by World Baseball Softball Confederation
Like in Game 1, Europe managed to get out of the gates early off Samurai Japan, tagging starter Takahiro Matsuba for back-to-back doubles in the second inning, authored by Italy’s Mario Chiarini and Spain’s Blake Ochoa, which put Europe up 2-0.
A towering three-run home run by the Netherlands’ Yurendell Decaster in the bottom of the third gave Europe a 5-0 lead. (VIDEO: Decaster HR)
With the cushion, Europe starter Diegomar Marwell (Netherlands) kept Japan’s bats quiet through three innings, only allowing three hits.
In the 5th, Tetsuto Yamada launched a solo home run and Yoshitomo Tsutsugo’s RBI single cut Europe’s lead to 5-3.
Europe manager Steve Janssen handed the ball to Germany’s Luke Sommer who pitched a clean 6th to 8th innings.

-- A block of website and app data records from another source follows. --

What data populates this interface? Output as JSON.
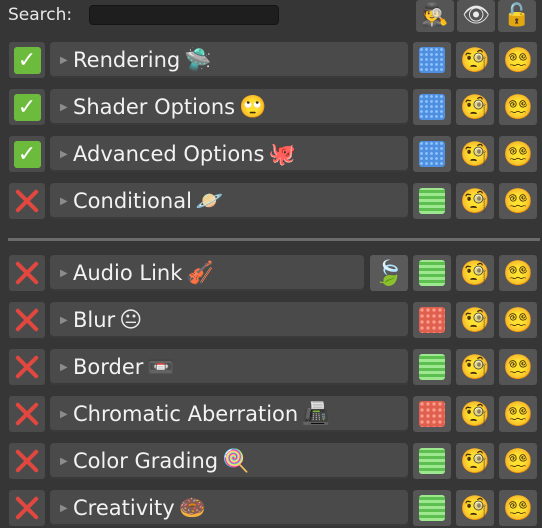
{
  "header": {
    "search_label": "Search:",
    "search_value": "",
    "search_placeholder": "",
    "buttons": [
      {
        "name": "incognito-icon",
        "glyph": "🕵"
      },
      {
        "name": "eye-icon",
        "glyph": "👁"
      },
      {
        "name": "unlock-icon",
        "glyph": "🔓"
      }
    ]
  },
  "modules": [
    {
      "label": "Rendering",
      "emoji": "🛸",
      "enabled": true,
      "swatch": "blue"
    },
    {
      "label": "Shader Options",
      "emoji": "🙄",
      "enabled": true,
      "swatch": "blue"
    },
    {
      "label": "Advanced Options",
      "emoji": "🐙",
      "enabled": true,
      "swatch": "blue"
    },
    {
      "label": "Conditional",
      "emoji": "🪐",
      "enabled": false,
      "swatch": "green"
    },
    {
      "label": "Audio Link",
      "emoji": "🎻",
      "enabled": false,
      "swatch": "green",
      "extra_icon": "🍃"
    },
    {
      "label": "Blur",
      "emoji": "😐",
      "enabled": false,
      "swatch": "red"
    },
    {
      "label": "Border",
      "emoji": "📼",
      "enabled": false,
      "swatch": "green"
    },
    {
      "label": "Chromatic Aberration",
      "emoji": "📠",
      "enabled": false,
      "swatch": "red"
    },
    {
      "label": "Color Grading",
      "emoji": "🍭",
      "enabled": false,
      "swatch": "green"
    },
    {
      "label": "Creativity",
      "emoji": "🍩",
      "enabled": false,
      "swatch": "green"
    }
  ],
  "row_icons": {
    "monocle": "🧐",
    "dizzy": "😵‍💫"
  },
  "colors": {
    "check_on": "#6dbb3c",
    "check_off": "#e2473f",
    "swatch_blue": "#4f8fe0",
    "swatch_green": "#6fcf62",
    "swatch_red": "#e06050"
  }
}
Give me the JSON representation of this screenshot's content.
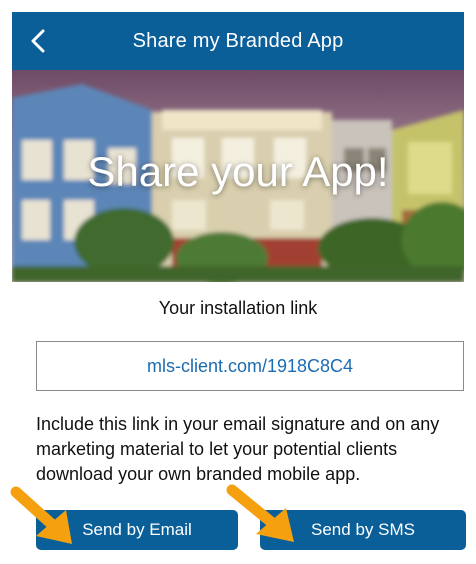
{
  "header": {
    "title": "Share my Branded App",
    "back_icon": "chevron-left-icon"
  },
  "hero": {
    "title": "Share your App!"
  },
  "install": {
    "label": "Your installation link",
    "link": "mls-client.com/1918C8C4"
  },
  "description": "Include this link in your email signature and on any marketing material to let your potential clients download your own branded mobile app.",
  "actions": {
    "email_label": "Send by Email",
    "sms_label": "Send by SMS"
  },
  "colors": {
    "primary": "#0a5f99",
    "link": "#1c6cb0",
    "annotation_arrow": "#f5a00f"
  }
}
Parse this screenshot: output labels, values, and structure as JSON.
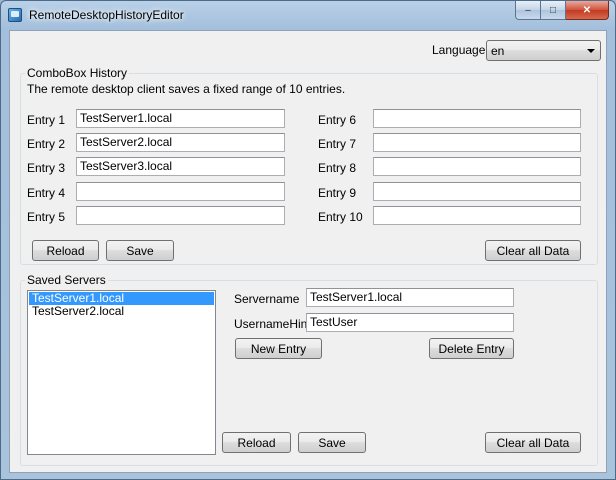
{
  "window": {
    "title": "RemoteDesktopHistoryEditor",
    "minimize_label": "–",
    "maximize_label": "□",
    "close_label": "✕"
  },
  "language": {
    "label": "Language",
    "selected": "en"
  },
  "combobox_history": {
    "title": "ComboBox History",
    "description": "The remote desktop client saves a fixed range of 10 entries.",
    "entries": [
      {
        "label": "Entry 1",
        "value": "TestServer1.local"
      },
      {
        "label": "Entry 2",
        "value": "TestServer2.local"
      },
      {
        "label": "Entry 3",
        "value": "TestServer3.local"
      },
      {
        "label": "Entry 4",
        "value": ""
      },
      {
        "label": "Entry 5",
        "value": ""
      },
      {
        "label": "Entry 6",
        "value": ""
      },
      {
        "label": "Entry 7",
        "value": ""
      },
      {
        "label": "Entry 8",
        "value": ""
      },
      {
        "label": "Entry 9",
        "value": ""
      },
      {
        "label": "Entry 10",
        "value": ""
      }
    ],
    "reload_label": "Reload",
    "save_label": "Save",
    "clear_label": "Clear all Data"
  },
  "saved_servers": {
    "title": "Saved Servers",
    "servers": [
      "TestServer1.local",
      "TestServer2.local"
    ],
    "selected_index": 0,
    "servername_label": "Servername",
    "servername_value": "TestServer1.local",
    "username_hint_label": "UsernameHint",
    "username_hint_value": "TestUser",
    "new_entry_label": "New Entry",
    "delete_entry_label": "Delete Entry",
    "reload_label": "Reload",
    "save_label": "Save",
    "clear_label": "Clear all Data"
  }
}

Dutch flamethrower Tom Stuifbergen pitched the final inning, using a 95 mph / 153 kmh fastball close out the game and register the save for Europe.
Sommer was credited with the win. Japan starter Matsuba took the loss.
The historic win for Europe follows the announcement by baseball’s world governing body, WBSC, to establish Team Europe. Europe was immediately pitted against the world No. 1 Japanese National Team, "Samurai Japan", made up of top stars from Nippon Professional Baseball (NPB). The majority of players on Japan's current roster were part of the Samurai selection that faced Team MLB in a best-of-five series, won by hosts Japan, last November.
Both WBSC President Riccardo Fraccari and NPB Commissioner Katsuhiko Kumazaki went down on the field Wednesday night to congratulate the European team, following their 6-2 win and two exciting contests in as many nights.
“These two highly competitive games send another message to the world that Europe can compete with anyone and that our sport is more global than ever,” President Fraccari said.
Two European countries, No. 5 Netherlands and No. 11 Italy, are among the elite field heading to the inaugural Premier 12™ that will unite baseball's top twelve countries.
Samurai Japan manager Hiroki Kokubo said, “We have to give them credit. They’ve come a long way and played the game at a high level.”
“The victory was a historic one, as it was the debut of the multinational Team Europe,” The Japan Times reported.
Head coach Janssen (Netherlands National Team manager) and bench coach Marco Mazzieri (Italy National Team manager) compiled a roster of 28 European players from six countries: (by world rank) Netherlands, Italy, No. 17 Spain, No. 18 Germany, No. 20 Czech Republic and No. 27 France. Austria (No. 39) was also represented as part of Europe's coaching staff.
Yokohama BayStars rising star Tsutsugo, 23, was one of the bright spots for the Samurai in the series, collecting a pair of hits and RBIs. “I would like come up with positive results during the [NPB] season [that is] worthy of a Samurai Japan member,” he said.
Over 44,000 people attended the historic matches, with an increase in attendance of approximately 2,000 more fans for Game 2, following Samurai Japan’s thrilling 4-3 come-from-behind victory Tuesday night.
The two-game series was broadcast free-to-air nationally across Japan by the Tokyo Broadcasting System (TBS), while Eurosport 2 transmitted the games live to potentially 73 million households across more than 50 European nations.
Prior to the start of Game 2 there was a moment of silence to honor the victims and raise awareness of ongoing recovery efforts four years after the 11 March 2011 Tsunami devastated the Fukushima region.
NPB -- the second highest-attended major sports league in the world in 2014 (approx. 23 million) and WBSC Associate Member -- hosted the Europe versus Japan two-game series.
Umpires from the Chinese Professional Baseball League (CPBL; WBSC Associate Member) officiated the two games.
Leading sports performance brand Asics backed Europe as the official kit sponsor.
The game ball that marked Europe's first-ever pitch in Game 1 Tuesday night will be going to Japan's Baseball Hall of Fame and Musuem, along with Team Europe's official game jersey.In the two-game series, Japan outhit Europe 16 to 13. Japan played spotless defense with the glove, committing no errors on defense. Europe also flashed the leather, executing a pickoff and making only one error on defense.